I have noticed as of late that there is an increase in discussion amongst atheists about the subject of presuppositions. I think this is just great. After all, one of the most difficult tasks in debate (formal or otherwise) with unbelievers is getting them to understand the role that presuppositions play in their thinking. We’ve talked about this here at Choosing Hats in great detail, both in posts and in our Bible Study on Bahnsen’s “Always Ready”. This is the good news.
The bad news is that I do not believe that these same atheists understand how completely foundational these very presuppositions are to their reasoning process. Despite their concurrence that such things exist, and their commentary about the role they play, the atheists that I have read or listened to fall prey to the same thing many Christians do – assuming the very presuppositions they are defending, without the realization they are doing so.
Presuppositions exist at many levels, but it is the foundational ones (those which are most basic) that I am interested in highlighting here. It is just the nature of these particular presuppositions that makes them impossible to step outside of while evaluating them. For the Christian, the most basic of all presuppositions is the existence of God. That means that logically speaking it is not possible for a Christian to evaluate anything at all without ultimately presupposing God, including the belief that God exists. This is, after all, the very source of the complaint of circularity against those presuppositionalists who employ TAG.
The unbeliever has their basic presuppositions, too. One of the most basic is the belief that they are able to reason without a foundational appeal to the God of the Bible. It isn’t that they necessarily deny God’s existence directly as part of their reasoning process, but rather it is the fact that they presume to even question whether God exists at all. Doing so implies that they believe it is possible to know at least one thing (whether or not God exists) without ultimately relying upon God to answer that question.
Van Til uses the analogy of a telescope, where the telescope is God and the star is any fact that a person wishes to investigate. The epistemologically self-conscious Christian will always look through the telescope anytime they wish to investigate a “fact”. The unbeliever on the other hand attempts to look directly at the star without the aid of the telescope, thinking they will be able to have an accurate view of the fact. The real problem is uncovered when the “star” in question is the existence of God.
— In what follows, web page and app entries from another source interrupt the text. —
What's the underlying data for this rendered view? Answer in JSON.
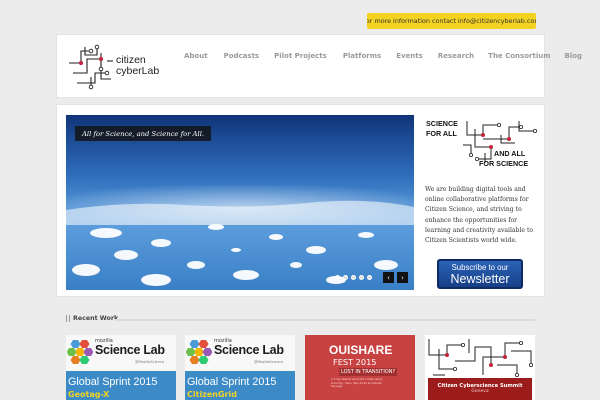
{
  "topbar": {
    "info_text": "For more information contact info@citizencyberlab.com"
  },
  "header": {
    "logo_text_line1": "citizen",
    "logo_text_line2": "cyberLab",
    "nav": [
      "About",
      "Podcasts",
      "Pilot Projects",
      "Platforms",
      "Events",
      "Research",
      "The Consortium",
      "Blog"
    ]
  },
  "hero": {
    "caption": "All for Science, and Science for All.",
    "slide_count": 5,
    "active_slide": 1,
    "prev_label": "‹",
    "next_label": "›"
  },
  "sidebar": {
    "title_line1": "SCIENCE",
    "title_line2": "FOR ALL",
    "title_line3": "AND ALL",
    "title_line4": "FOR SCIENCE",
    "description": "We are building digital tools and online collaborative platforms for Citizen Science, and striving to enhance the opportunities for learning and creativity available to Citizen Scientists world wide.",
    "newsletter_line1": "Subscribe to our",
    "newsletter_line2": "Newsletter"
  },
  "recent": {
    "label": "Recent Work",
    "items": [
      {
        "mozilla": "mozilla",
        "title": "Science Lab",
        "handle": "@MozillaScience",
        "sprint": "Global Sprint 2015",
        "sub": "Geotag-X"
      },
      {
        "mozilla": "mozilla",
        "title": "Science Lab",
        "handle": "@MozillaScience",
        "sprint": "Global Sprint 2015",
        "sub": "CitizenGrid"
      },
      {
        "title": "OUISHARE",
        "fest": "FEST 2015",
        "lost": "LOST IN TRANSITION?",
        "small": "A 3-day festival about the collaborative economy · Paris, May 20-22 at Cabaret Sauvage"
      },
      {
        "title": "Citizen Cyberscience Summit",
        "sub": "Geneva"
      }
    ]
  },
  "colors": {
    "accent_yellow": "#f4d221",
    "newsletter_blue": "#2b63b8",
    "sky_blue": "#3d82c4",
    "ouishare_red": "#c94242"
  }
}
The unbeliever assumes that there is no telescope that is required in order to determine whether there exists a telescope which is required to “see” any “fact”. They attempt to look directly at the “fact” of the star in order to see whether or not there is a telescope which is required in order to see any facts at all. The problem is self-evident. If the Bible is true and such a God as this exists, the unbeliever is never going to conclude that such a God exists simply by looking directly at the “stars” (i.e. using un-aided human reason).
This is, to me, the clearest example of a foundational presupposition that no matter how hard they try, the atheist cannot *logically* “put aside” in order to question whether or not God exists.